On the last day of August, my esteemed op-ed editor handed me a letter from Mr. James D. Miller of Fayette. “A story idea,” my editor said. I really love story ideas. Having something to write about (or photograph, as the case may be) is more than half the battle.
Mr. Miller had written the Missourian, confused about the reportage of a comment by Sen. Claire McCaskill at an Aug. 26 town hall meeting in Jefferson City about health care. Missourian reporter Michael Sewall wrote: “McCaskill also tried to dispel the rumor that abortion would be covered under the new health plan. She said that would be impossible unless an amendment was inserted to repeal the black-letter law, which prohibits the federal government from funding abortion.”
Thus, Mr. Miller wrote in his letter, “What is the ‘black letter law’? When I called Sen. McCaskill’s Washington, D.C., office … the staffer I talked to did not know what this ‘black letter law’ is.”
As far as I can tell, this is a case of jargon making it into a story without explanation. A “black letter law” is a law that is already on the books — a law that already exists and is generally well known. It turns out that Sen. McCaskill was really talking about the Hyde Amendment at the Aug. 26 town hall meeting. I called Sen. McCaskill's office in Washington, and a staffer confirmed that the black letter law she referred to was indeed the Hyde Amendment.
Congress first passed the Hyde Amendment in 1976 as a legislative response to Roe v. Wade, which was handed down by the U.S. Supreme Court in 1973. Nestled into the Consolidated Appropriations Act, 2008 (the current incarnation), it forbids the federal government from funding abortions (with some exceptions for rape, incest and the mother's health). It’s long, but here are the important bits:
- SEC. 507 (a) None of the funds appropriated in this Act, and none of the funds in any trust fund to which funds are appropriated in this Act, shall be expended for any abortion.
- (b) None of the funds appropriated in this Act, and none of the funds in any trust fund to which funds are appropriated in this Act, shall be expended for health benefits coverage that includes coverage of abortion.
Which means, in effect, that neither Medicare nor health insurance for federal employees and military personnel paid for by the federal government can cover abortions.
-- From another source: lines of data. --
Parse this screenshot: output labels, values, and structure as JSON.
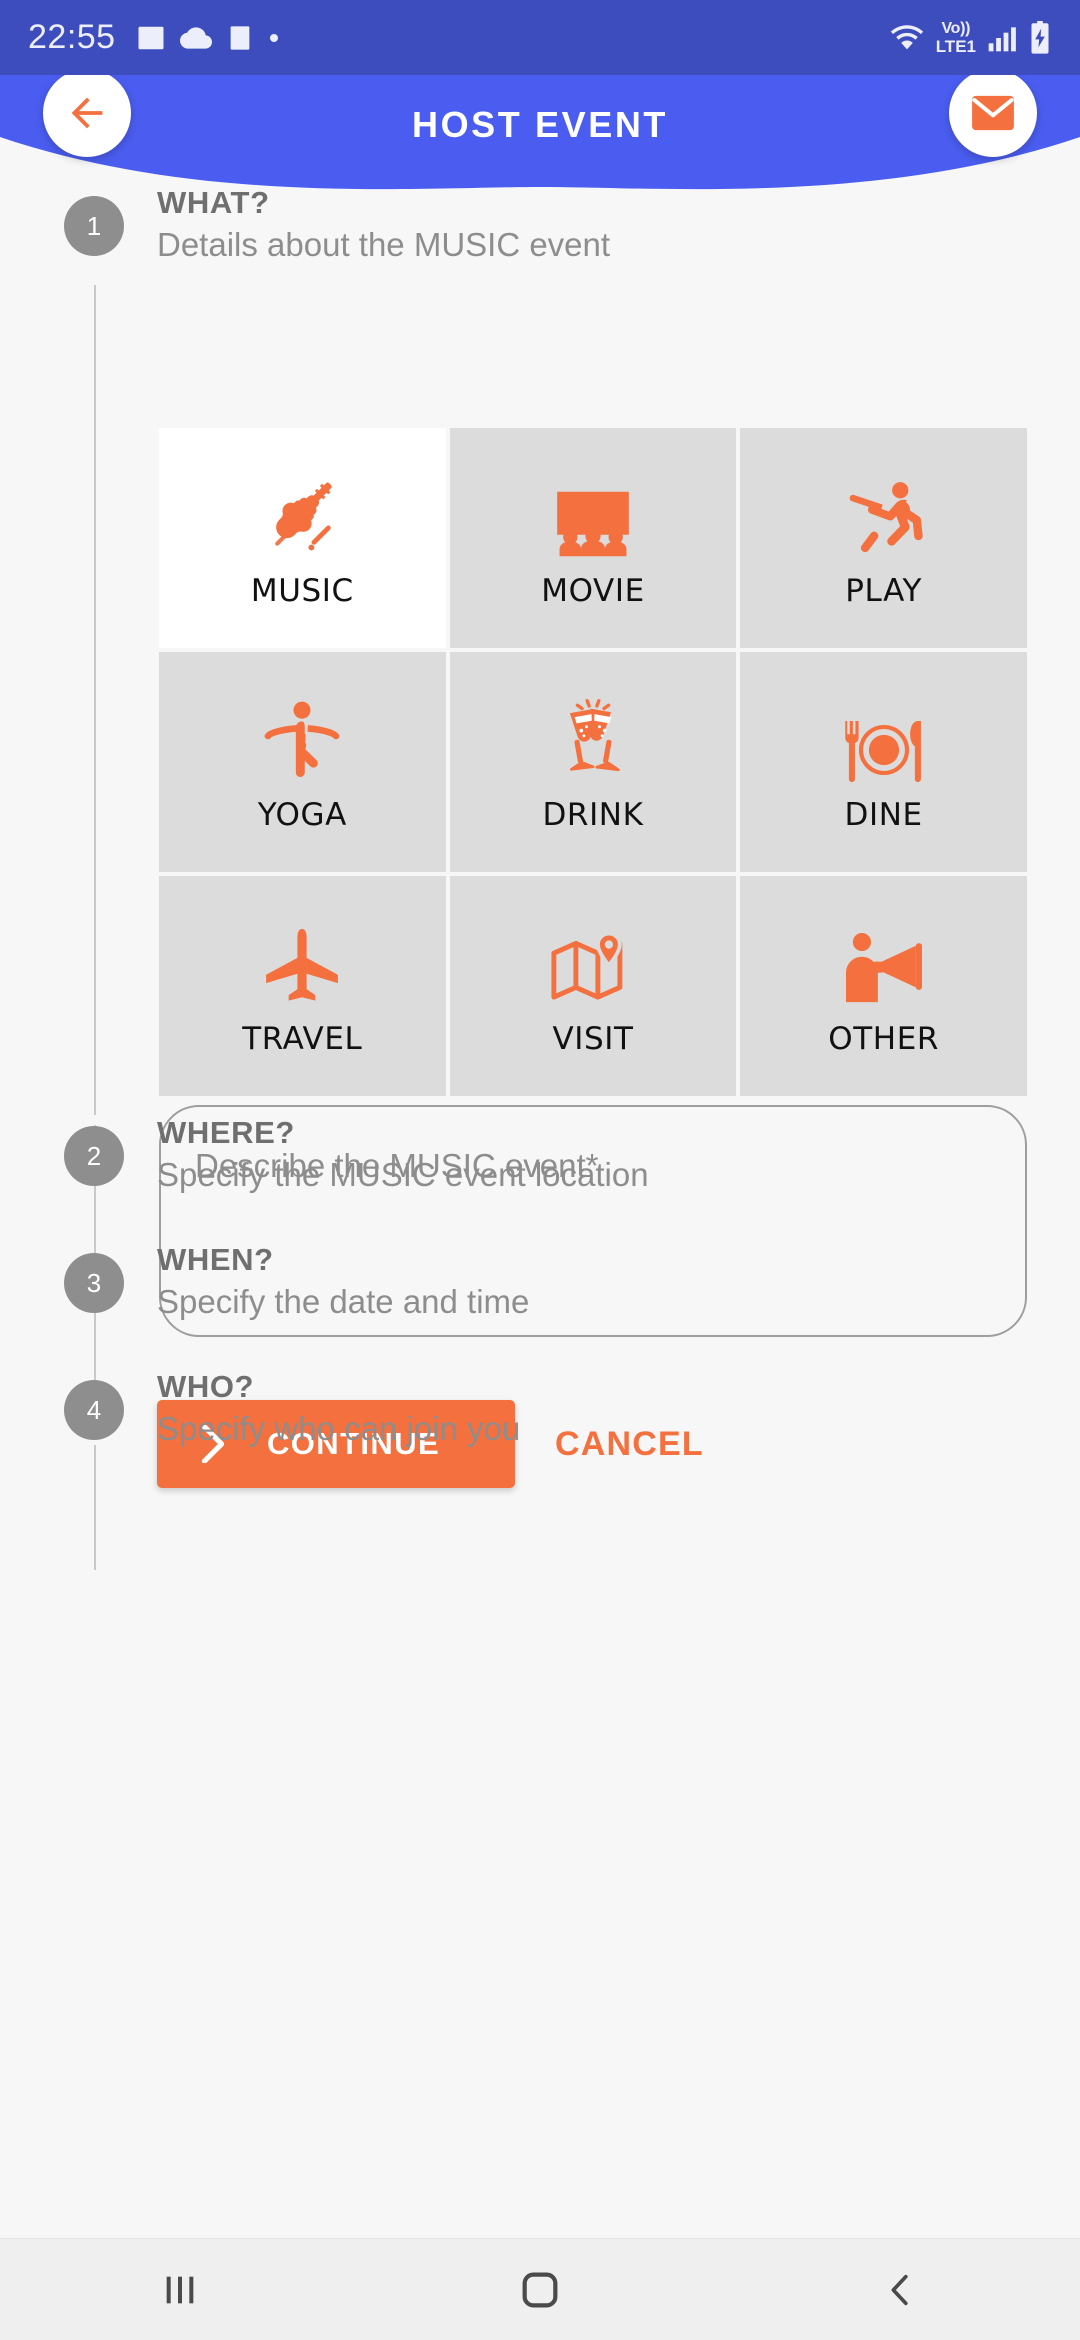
{
  "statusbar": {
    "clock": "22:55",
    "icons": [
      "image-icon",
      "cloud-icon",
      "notes-icon",
      "dot-icon"
    ],
    "network": {
      "line1": "Vo))",
      "line2": "LTE1"
    },
    "right_icons": [
      "wifi-icon",
      "volte-icon",
      "signal-icon",
      "battery-charging-icon"
    ]
  },
  "header": {
    "title": "HOST EVENT",
    "back_icon": "arrow-left-icon",
    "mail_icon": "envelope-icon",
    "bg_color": "#4a5df0",
    "statusbar_color": "#3d4dbe"
  },
  "theme": {
    "accent": "#f4703f",
    "page_bg": "#f7f7f7",
    "cell_bg": "#dcdcdc",
    "cell_selected_bg": "#ffffff",
    "step_badge_bg": "#8e8e8e"
  },
  "steps": [
    {
      "number": "1",
      "title": "WHAT?",
      "subtitle": "Details about the MUSIC event"
    },
    {
      "number": "2",
      "title": "WHERE?",
      "subtitle": "Specify the MUSIC event location"
    },
    {
      "number": "3",
      "title": "WHEN?",
      "subtitle": "Specify the date and time"
    },
    {
      "number": "4",
      "title": "WHO?",
      "subtitle": "Specify who can join you"
    }
  ],
  "categories": [
    {
      "label": "MUSIC",
      "icon": "violin-icon",
      "selected": true
    },
    {
      "label": "MOVIE",
      "icon": "cinema-icon",
      "selected": false
    },
    {
      "label": "PLAY",
      "icon": "batsman-icon",
      "selected": false
    },
    {
      "label": "YOGA",
      "icon": "yoga-pose-icon",
      "selected": false
    },
    {
      "label": "DRINK",
      "icon": "cheers-icon",
      "selected": false
    },
    {
      "label": "DINE",
      "icon": "dinner-icon",
      "selected": false
    },
    {
      "label": "TRAVEL",
      "icon": "airplane-icon",
      "selected": false
    },
    {
      "label": "VISIT",
      "icon": "map-pin-icon",
      "selected": false
    },
    {
      "label": "OTHER",
      "icon": "megaphone-icon",
      "selected": false
    }
  ],
  "describe": {
    "placeholder": "Describe the MUSIC event*",
    "value": ""
  },
  "actions": {
    "continue_label": "CONTINUE",
    "continue_icon": "chevron-right-icon",
    "cancel_label": "CANCEL"
  },
  "navbar": {
    "recents_icon": "recents-icon",
    "home_icon": "home-icon",
    "back_icon": "nav-back-icon"
  }
}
In 1993, the language was added to the law to allow funding of abortions in the case of rape, incest or when the mother’s health was at risk.
In 1980, the Supreme Court decided in Harris v. McRae that the ban on federal funding of abortions was constitutional. Justice Potter Stewart wrote: “It does not follow that a woman's freedom of choice carries with it a constitutional entitlement to the financial resources to avail herself of the full range of protected choices. … The Hyde Amendment … places no governmental obstacle in the path of a woman who chooses to terminate her pregnancy.”
Justice Stewart, I respectfully disagree.
First, think of other rights that we have under the Constitution: freedom of speech, for example. In 2007, the city of Columbia spent almost $40,000 on security to protect members of the National Socialist Movement (aka neo-Nazis) while they held a 45-minute rally downtown. That’s public, taxpayer money. Forty thousand dollars is an absurd amount of money spent to protect the speech of very few people with some ugly, vile views.
I hate what they say. But they have the right to say it, and I’ll pay to protect their rights to say whatever hateful poison they want to spew.
Roe v. Wade said women have the constitutional right to choose an abortion. It’s controversial, and it wasn’t as explicitly stated as freedom of speech, but it is unfair to deny public money to protect this right.
Furthermore, the Hyde Amendment punishes women who can’t afford to choose to terminate a pregnancy. The procedure in the first trimester can cost between $350 and $900, according to Planned Parenthood. This can be prohibitively expensive.
But, I defer to Justice Thurgood Marshall, who said it best in his Harris v. McRae dissent: “The Court's opinion studiously avoids recognizing the undeniable fact that for women eligible for Medicaid — poor women — denial of a Medicaid-funded abortion is equivalent to denial of legal abortion altogether. … If abortion is medically necessary and a funded abortion is unavailable, they must resort to back-alley butchers, attempt to induce an abortion themselves by crude and dangerous methods, or suffer the serious medical consequences of attempting to carry the fetus to term. … The Court's decision today marks a retreat from Roe v. Wade and represents a cruel blow to the most powerless members of our society. I dissent.”
Erin K. O'Neill is a former assistant director of photography and current page designer for the Missourian. She is a master's degree candidate at the Missouri School of Journalism, and a teaching assistant for the communications law class.